===== DATA EXTRACT =====

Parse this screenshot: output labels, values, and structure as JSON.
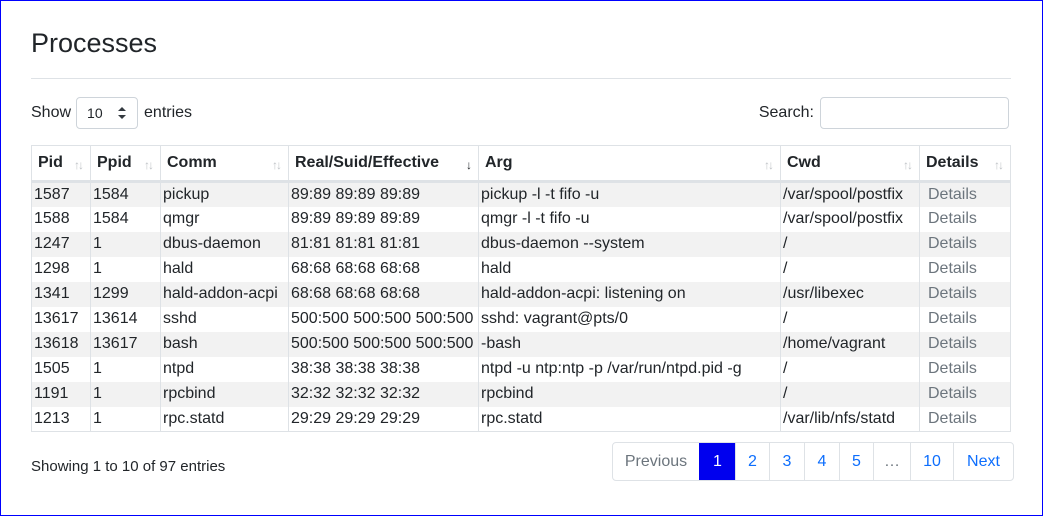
{
  "page": {
    "title": "Processes"
  },
  "length": {
    "label_before": "Show",
    "value": "10",
    "label_after": "entries"
  },
  "search": {
    "label": "Search:",
    "value": ""
  },
  "table": {
    "columns": [
      "Pid",
      "Ppid",
      "Comm",
      "Real/Suid/Effective",
      "Arg",
      "Cwd",
      "Details"
    ],
    "sort_column": "Real/Suid/Effective",
    "rows": [
      [
        "1587",
        "1584",
        "pickup",
        "89:89 89:89 89:89",
        "pickup -l -t fifo -u",
        "/var/spool/postfix",
        "Details"
      ],
      [
        "1588",
        "1584",
        "qmgr",
        "89:89 89:89 89:89",
        "qmgr -l -t fifo -u",
        "/var/spool/postfix",
        "Details"
      ],
      [
        "1247",
        "1",
        "dbus-daemon",
        "81:81 81:81 81:81",
        "dbus-daemon --system",
        "/",
        "Details"
      ],
      [
        "1298",
        "1",
        "hald",
        "68:68 68:68 68:68",
        "hald",
        "/",
        "Details"
      ],
      [
        "1341",
        "1299",
        "hald-addon-acpi",
        "68:68 68:68 68:68",
        "hald-addon-acpi: listening on",
        "/usr/libexec",
        "Details"
      ],
      [
        "13617",
        "13614",
        "sshd",
        "500:500 500:500 500:500",
        "sshd: vagrant@pts/0",
        "/",
        "Details"
      ],
      [
        "13618",
        "13617",
        "bash",
        "500:500 500:500 500:500",
        "-bash",
        "/home/vagrant",
        "Details"
      ],
      [
        "1505",
        "1",
        "ntpd",
        "38:38 38:38 38:38",
        "ntpd -u ntp:ntp -p /var/run/ntpd.pid -g",
        "/",
        "Details"
      ],
      [
        "1191",
        "1",
        "rpcbind",
        "32:32 32:32 32:32",
        "rpcbind",
        "/",
        "Details"
      ],
      [
        "1213",
        "1",
        "rpc.statd",
        "29:29 29:29 29:29",
        "rpc.statd",
        "/var/lib/nfs/statd",
        "Details"
      ]
    ]
  },
  "info": "Showing 1 to 10 of 97 entries",
  "pagination": {
    "items": [
      {
        "label": "Previous",
        "state": "disabled"
      },
      {
        "label": "1",
        "state": "active"
      },
      {
        "label": "2",
        "state": "normal"
      },
      {
        "label": "3",
        "state": "normal"
      },
      {
        "label": "4",
        "state": "normal"
      },
      {
        "label": "5",
        "state": "normal"
      },
      {
        "label": "…",
        "state": "ellipsis"
      },
      {
        "label": "10",
        "state": "normal"
      },
      {
        "label": "Next",
        "state": "normal"
      }
    ]
  },
  "colors": {
    "active_page": "#0000ee",
    "link": "#0d6efd",
    "frame_border": "#0000ff",
    "stripe": "#f2f2f2"
  },
  "icons": {
    "sort": "sort-arrows-icon",
    "sort_active": "sort-desc-icon",
    "select": "select-arrows-icon"
  }
}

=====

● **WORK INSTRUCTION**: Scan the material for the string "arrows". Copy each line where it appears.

● **OUTPUT OF THE EXERCISE**:
    "sort": "sort-arrows-icon",
    "select": "select-arrows-icon"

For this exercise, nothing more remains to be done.